**Exercise objective:**
The expected output is each line below containing "Fill", copied in full.

··· Supplied material

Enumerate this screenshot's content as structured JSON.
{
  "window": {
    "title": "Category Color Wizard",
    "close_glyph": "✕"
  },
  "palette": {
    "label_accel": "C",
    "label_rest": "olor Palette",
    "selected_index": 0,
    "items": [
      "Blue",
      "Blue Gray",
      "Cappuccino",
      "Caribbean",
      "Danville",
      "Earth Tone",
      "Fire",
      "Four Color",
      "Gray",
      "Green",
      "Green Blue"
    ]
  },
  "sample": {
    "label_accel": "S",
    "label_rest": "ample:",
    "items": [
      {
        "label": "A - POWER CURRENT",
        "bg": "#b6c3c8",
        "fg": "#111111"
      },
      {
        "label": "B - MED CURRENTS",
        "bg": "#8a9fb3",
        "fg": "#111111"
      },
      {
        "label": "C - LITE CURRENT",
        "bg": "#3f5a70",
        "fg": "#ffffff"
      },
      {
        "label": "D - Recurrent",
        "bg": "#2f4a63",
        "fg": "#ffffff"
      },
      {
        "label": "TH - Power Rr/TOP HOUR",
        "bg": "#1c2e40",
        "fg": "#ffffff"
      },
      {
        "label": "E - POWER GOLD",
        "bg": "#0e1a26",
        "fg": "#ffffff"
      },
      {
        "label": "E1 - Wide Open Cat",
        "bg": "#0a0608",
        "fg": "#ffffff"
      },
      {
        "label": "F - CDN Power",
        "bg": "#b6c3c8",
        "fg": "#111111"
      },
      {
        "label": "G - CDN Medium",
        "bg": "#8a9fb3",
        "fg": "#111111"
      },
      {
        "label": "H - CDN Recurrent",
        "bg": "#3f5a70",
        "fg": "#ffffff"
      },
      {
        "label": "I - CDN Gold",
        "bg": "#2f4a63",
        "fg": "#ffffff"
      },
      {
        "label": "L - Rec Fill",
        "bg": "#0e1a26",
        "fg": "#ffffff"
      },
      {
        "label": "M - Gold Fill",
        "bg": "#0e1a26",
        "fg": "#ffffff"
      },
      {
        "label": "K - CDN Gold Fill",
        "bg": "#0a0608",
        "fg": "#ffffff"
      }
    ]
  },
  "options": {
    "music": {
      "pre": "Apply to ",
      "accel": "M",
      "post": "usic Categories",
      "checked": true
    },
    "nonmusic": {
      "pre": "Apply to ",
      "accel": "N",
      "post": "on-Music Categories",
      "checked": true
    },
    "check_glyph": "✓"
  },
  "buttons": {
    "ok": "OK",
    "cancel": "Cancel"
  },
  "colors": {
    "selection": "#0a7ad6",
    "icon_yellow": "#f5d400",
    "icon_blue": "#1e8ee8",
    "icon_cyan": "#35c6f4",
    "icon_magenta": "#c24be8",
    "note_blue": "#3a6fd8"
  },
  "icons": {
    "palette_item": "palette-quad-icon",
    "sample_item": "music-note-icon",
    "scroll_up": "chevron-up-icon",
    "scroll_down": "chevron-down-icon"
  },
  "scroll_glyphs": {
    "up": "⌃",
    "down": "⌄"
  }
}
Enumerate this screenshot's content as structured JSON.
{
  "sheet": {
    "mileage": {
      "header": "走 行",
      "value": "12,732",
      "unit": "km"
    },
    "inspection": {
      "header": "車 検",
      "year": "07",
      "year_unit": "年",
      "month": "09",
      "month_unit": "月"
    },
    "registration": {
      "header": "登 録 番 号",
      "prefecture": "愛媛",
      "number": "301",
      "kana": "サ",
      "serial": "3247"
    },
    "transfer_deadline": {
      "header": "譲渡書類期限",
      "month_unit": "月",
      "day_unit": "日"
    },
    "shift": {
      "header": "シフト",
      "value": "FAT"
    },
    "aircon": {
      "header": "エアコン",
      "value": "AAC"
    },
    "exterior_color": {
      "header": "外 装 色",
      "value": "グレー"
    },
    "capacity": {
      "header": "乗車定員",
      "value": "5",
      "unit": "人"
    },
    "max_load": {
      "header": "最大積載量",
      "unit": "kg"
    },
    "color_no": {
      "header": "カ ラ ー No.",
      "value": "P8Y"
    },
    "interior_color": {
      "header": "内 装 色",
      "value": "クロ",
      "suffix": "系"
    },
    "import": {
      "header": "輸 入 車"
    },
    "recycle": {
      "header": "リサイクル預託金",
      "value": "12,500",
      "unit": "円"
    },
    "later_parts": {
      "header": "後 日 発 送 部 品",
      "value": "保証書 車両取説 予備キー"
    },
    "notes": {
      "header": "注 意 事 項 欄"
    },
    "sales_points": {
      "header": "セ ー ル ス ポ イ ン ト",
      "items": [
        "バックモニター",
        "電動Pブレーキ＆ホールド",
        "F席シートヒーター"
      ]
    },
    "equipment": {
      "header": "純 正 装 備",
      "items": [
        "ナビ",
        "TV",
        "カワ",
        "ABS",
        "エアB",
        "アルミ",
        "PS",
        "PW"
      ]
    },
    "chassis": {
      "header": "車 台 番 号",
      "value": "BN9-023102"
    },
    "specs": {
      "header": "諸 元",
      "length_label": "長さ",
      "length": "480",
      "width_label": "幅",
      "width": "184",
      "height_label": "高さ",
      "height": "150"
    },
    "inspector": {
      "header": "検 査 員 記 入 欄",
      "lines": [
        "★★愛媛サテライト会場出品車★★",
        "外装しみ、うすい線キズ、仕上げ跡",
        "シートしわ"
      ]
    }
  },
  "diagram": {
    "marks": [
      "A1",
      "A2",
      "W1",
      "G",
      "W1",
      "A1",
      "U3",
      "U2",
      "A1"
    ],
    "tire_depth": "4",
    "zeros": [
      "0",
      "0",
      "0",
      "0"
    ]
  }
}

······

**Exercise result:**
        "label": "L - Rec Fill",
        "label": "M - Gold Fill",
        "label": "K - CDN Gold Fill",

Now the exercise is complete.